> **EXERCISE GOAL**
All of the data should be output character for character, except the pictures.

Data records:
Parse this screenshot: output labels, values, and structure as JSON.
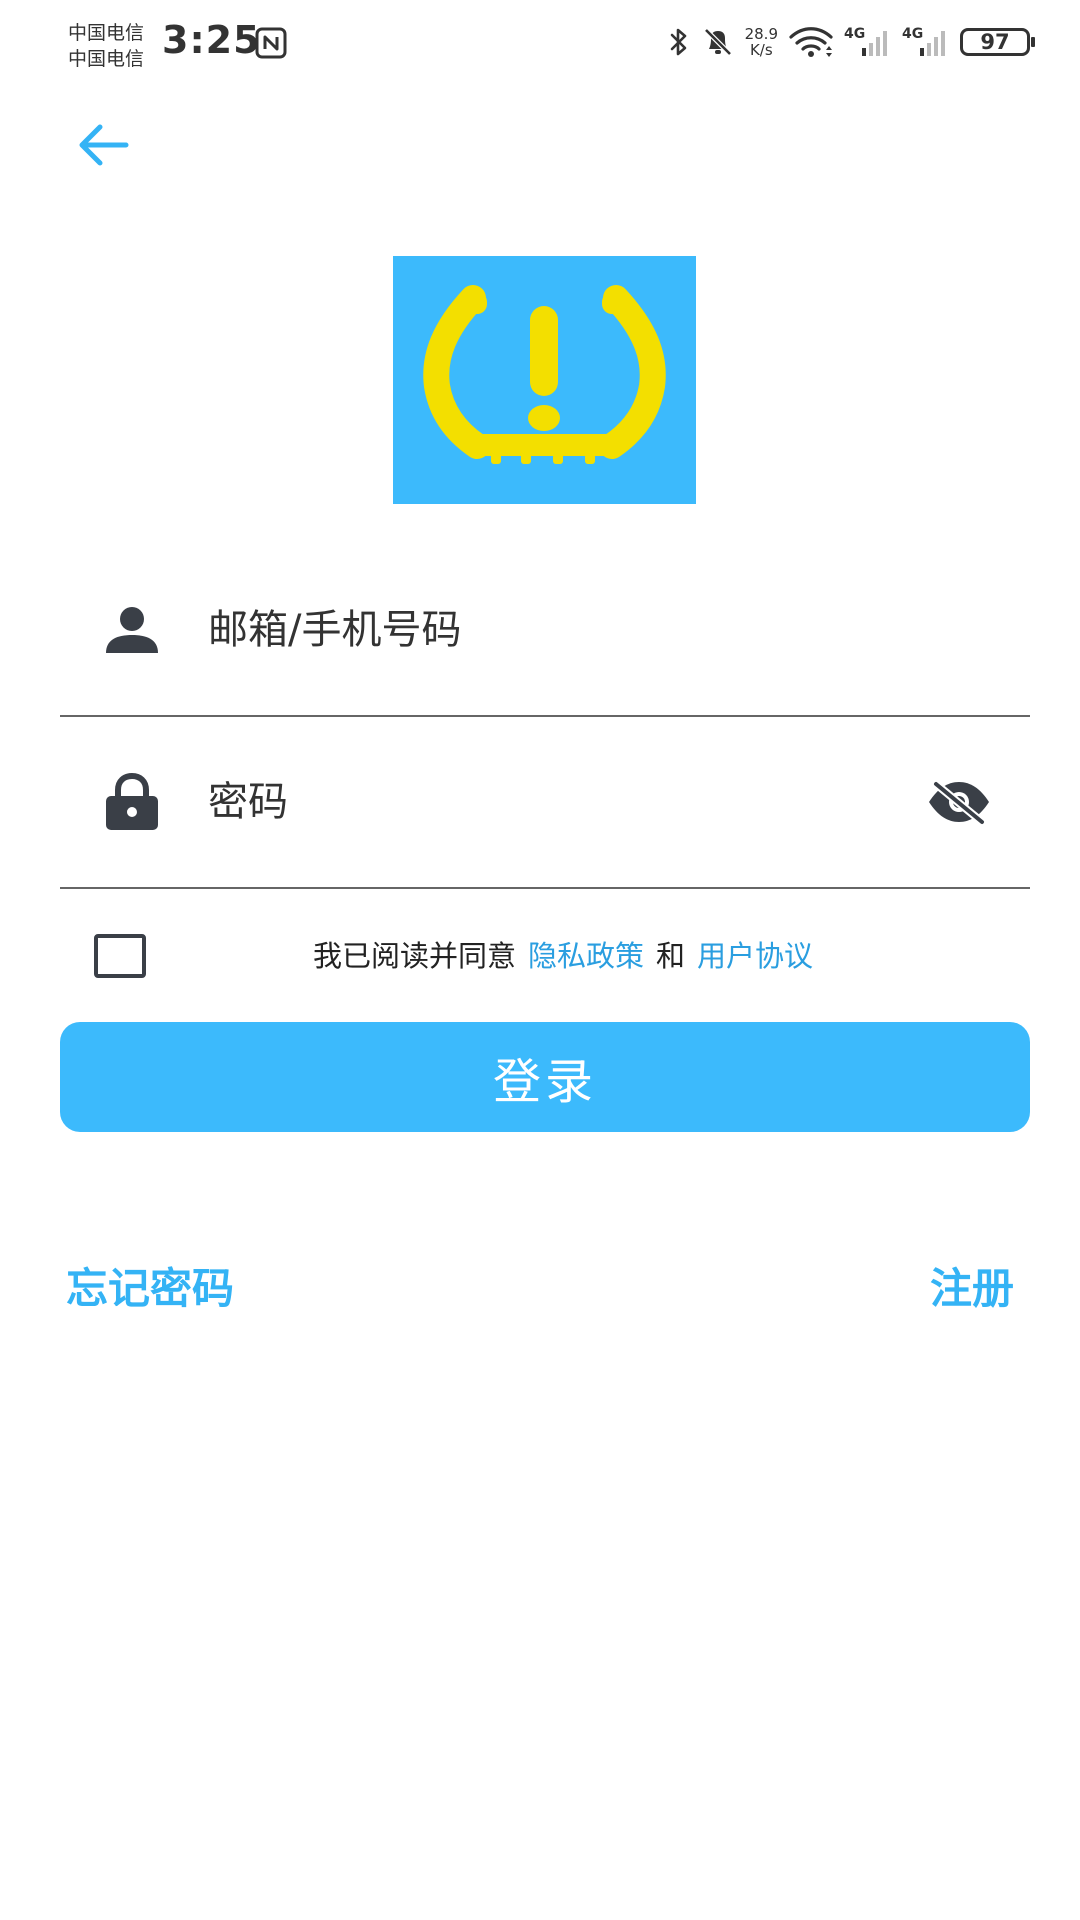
{
  "status_bar": {
    "carrier_1": "中国电信",
    "carrier_2": "中国电信",
    "time": "3:25",
    "net_speed_value": "28.9",
    "net_speed_unit": "K/s",
    "signal_1_label": "4G",
    "signal_2_label": "4G",
    "battery_level": "97",
    "icons": [
      "nfc-icon",
      "bluetooth-icon",
      "bell-muted-icon",
      "wifi-icon",
      "signal-icon",
      "signal-icon",
      "battery-icon"
    ]
  },
  "header": {
    "back_icon": "arrow-left-icon"
  },
  "logo": {
    "icon": "tire-pressure-warning-icon",
    "background_color": "#3cbafc",
    "symbol_color": "#f3df00"
  },
  "form": {
    "account_placeholder": "邮箱/手机号码",
    "account_icon": "person-icon",
    "password_placeholder": "密码",
    "password_icon": "lock-icon",
    "visibility_icon": "eye-off-icon"
  },
  "agreement": {
    "checked": false,
    "lead_text": "我已阅读并同意",
    "privacy_link": "隐私政策",
    "conjunction": "和",
    "terms_link": "用户协议"
  },
  "actions": {
    "login_label": "登录",
    "forgot_password_label": "忘记密码",
    "register_label": "注册"
  },
  "colors": {
    "primary": "#3cbafc",
    "link": "#2a9ee0",
    "accent_text": "#34b3f5"
  }
}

> **TASK ANSWER**
Parse this screenshot: output labels, values, and structure as JSON.
{
  "status_bar": {
    "carrier_1": "中国电信",
    "carrier_2": "中国电信",
    "time": "3:25",
    "net_speed_value": "28.9",
    "net_speed_unit": "K/s",
    "signal_1_label": "4G",
    "signal_2_label": "4G",
    "battery_level": "97",
    "icons": [
      "nfc-icon",
      "bluetooth-icon",
      "bell-muted-icon",
      "wifi-icon",
      "signal-icon",
      "signal-icon",
      "battery-icon"
    ]
  },
  "header": {
    "back_icon": "arrow-left-icon"
  },
  "logo": {
    "icon": "tire-pressure-warning-icon",
    "background_color": "#3cbafc",
    "symbol_color": "#f3df00"
  },
  "form": {
    "account_placeholder": "邮箱/手机号码",
    "account_icon": "person-icon",
    "password_placeholder": "密码",
    "password_icon": "lock-icon",
    "visibility_icon": "eye-off-icon"
  },
  "agreement": {
    "checked": false,
    "lead_text": "我已阅读并同意",
    "privacy_link": "隐私政策",
    "conjunction": "和",
    "terms_link": "用户协议"
  },
  "actions": {
    "login_label": "登录",
    "forgot_password_label": "忘记密码",
    "register_label": "注册"
  },
  "colors": {
    "primary": "#3cbafc",
    "link": "#2a9ee0",
    "accent_text": "#34b3f5"
  }
}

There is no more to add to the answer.